TASK STATEMENT:
Each line of the material below needs to be returned exactly as written.

PROVIDED DATA:
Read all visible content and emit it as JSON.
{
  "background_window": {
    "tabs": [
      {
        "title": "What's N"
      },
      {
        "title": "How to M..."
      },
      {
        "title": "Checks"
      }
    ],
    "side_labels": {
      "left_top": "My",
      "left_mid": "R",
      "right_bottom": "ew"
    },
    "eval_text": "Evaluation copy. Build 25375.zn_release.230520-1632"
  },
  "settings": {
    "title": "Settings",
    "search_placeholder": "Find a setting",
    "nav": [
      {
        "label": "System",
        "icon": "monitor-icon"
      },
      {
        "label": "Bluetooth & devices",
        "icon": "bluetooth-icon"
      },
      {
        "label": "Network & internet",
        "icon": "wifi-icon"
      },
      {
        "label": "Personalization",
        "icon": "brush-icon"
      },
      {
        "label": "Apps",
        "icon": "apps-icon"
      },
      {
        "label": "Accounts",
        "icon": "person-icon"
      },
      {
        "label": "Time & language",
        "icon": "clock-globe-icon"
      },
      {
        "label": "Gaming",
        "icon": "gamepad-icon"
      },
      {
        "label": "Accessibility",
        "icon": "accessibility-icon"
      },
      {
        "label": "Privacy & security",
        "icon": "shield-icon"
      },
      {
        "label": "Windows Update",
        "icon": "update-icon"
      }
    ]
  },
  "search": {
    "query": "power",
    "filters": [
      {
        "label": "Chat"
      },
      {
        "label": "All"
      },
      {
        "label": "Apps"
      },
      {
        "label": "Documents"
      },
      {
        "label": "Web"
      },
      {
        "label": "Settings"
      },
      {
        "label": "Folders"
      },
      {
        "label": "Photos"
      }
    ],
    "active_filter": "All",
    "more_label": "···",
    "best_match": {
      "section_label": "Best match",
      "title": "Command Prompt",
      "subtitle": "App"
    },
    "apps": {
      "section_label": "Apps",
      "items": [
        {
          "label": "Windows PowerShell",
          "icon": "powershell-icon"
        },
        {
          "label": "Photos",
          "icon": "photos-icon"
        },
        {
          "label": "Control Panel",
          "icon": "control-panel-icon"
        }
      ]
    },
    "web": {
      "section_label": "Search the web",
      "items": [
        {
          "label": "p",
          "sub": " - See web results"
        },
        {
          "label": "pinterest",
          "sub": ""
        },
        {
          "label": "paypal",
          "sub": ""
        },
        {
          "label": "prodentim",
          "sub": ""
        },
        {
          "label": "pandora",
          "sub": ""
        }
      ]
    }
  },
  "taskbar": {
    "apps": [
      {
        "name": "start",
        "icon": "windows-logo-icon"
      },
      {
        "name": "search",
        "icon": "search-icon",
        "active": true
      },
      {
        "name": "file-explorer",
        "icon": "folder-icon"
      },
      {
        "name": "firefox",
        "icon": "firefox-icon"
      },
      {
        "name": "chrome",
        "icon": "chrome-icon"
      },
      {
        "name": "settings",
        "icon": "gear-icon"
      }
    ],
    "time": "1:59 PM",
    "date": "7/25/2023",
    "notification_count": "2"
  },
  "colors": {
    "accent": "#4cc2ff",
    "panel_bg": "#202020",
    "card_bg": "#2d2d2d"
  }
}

ANSWER FOR THIS EXERCISE:
Read all visible content and emit it as JSON.
{
  "background_window": {
    "tabs": [
      {
        "title": "What's N"
      },
      {
        "title": "How to M..."
      },
      {
        "title": "Checks"
      }
    ],
    "side_labels": {
      "left_top": "My",
      "left_mid": "R",
      "right_bottom": "ew"
    },
    "eval_text": "Evaluation copy. Build 25375.zn_release.230520-1632"
  },
  "settings": {
    "title": "Settings",
    "search_placeholder": "Find a setting",
    "nav": [
      {
        "label": "System",
        "icon": "monitor-icon"
      },
      {
        "label": "Bluetooth & devices",
        "icon": "bluetooth-icon"
      },
      {
        "label": "Network & internet",
        "icon": "wifi-icon"
      },
      {
        "label": "Personalization",
        "icon": "brush-icon"
      },
      {
        "label": "Apps",
        "icon": "apps-icon"
      },
      {
        "label": "Accounts",
        "icon": "person-icon"
      },
      {
        "label": "Time & language",
        "icon": "clock-globe-icon"
      },
      {
        "label": "Gaming",
        "icon": "gamepad-icon"
      },
      {
        "label": "Accessibility",
        "icon": "accessibility-icon"
      },
      {
        "label": "Privacy & security",
        "icon": "shield-icon"
      },
      {
        "label": "Windows Update",
        "icon": "update-icon"
      }
    ]
  },
  "search": {
    "query": "power",
    "filters": [
      {
        "label": "Chat"
      },
      {
        "label": "All"
      },
      {
        "label": "Apps"
      },
      {
        "label": "Documents"
      },
      {
        "label": "Web"
      },
      {
        "label": "Settings"
      },
      {
        "label": "Folders"
      },
      {
        "label": "Photos"
      }
    ],
    "active_filter": "All",
    "more_label": "···",
    "best_match": {
      "section_label": "Best match",
      "title": "Command Prompt",
      "subtitle": "App"
    },
    "apps": {
      "section_label": "Apps",
      "items": [
        {
          "label": "Windows PowerShell",
          "icon": "powershell-icon"
        },
        {
          "label": "Photos",
          "icon": "photos-icon"
        },
        {
          "label": "Control Panel",
          "icon": "control-panel-icon"
        }
      ]
    },
    "web": {
      "section_label": "Search the web",
      "items": [
        {
          "label": "p",
          "sub": " - See web results"
        },
        {
          "label": "pinterest",
          "sub": ""
        },
        {
          "label": "paypal",
          "sub": ""
        },
        {
          "label": "prodentim",
          "sub": ""
        },
        {
          "label": "pandora",
          "sub": ""
        }
      ]
    }
  },
  "taskbar": {
    "apps": [
      {
        "name": "start",
        "icon": "windows-logo-icon"
      },
      {
        "name": "search",
        "icon": "search-icon",
        "active": true
      },
      {
        "name": "file-explorer",
        "icon": "folder-icon"
      },
      {
        "name": "firefox",
        "icon": "firefox-icon"
      },
      {
        "name": "chrome",
        "icon": "chrome-icon"
      },
      {
        "name": "settings",
        "icon": "gear-icon"
      }
    ],
    "time": "1:59 PM",
    "date": "7/25/2023",
    "notification_count": "2"
  },
  "colors": {
    "accent": "#4cc2ff",
    "panel_bg": "#202020",
    "card_bg": "#2d2d2d"
  }
}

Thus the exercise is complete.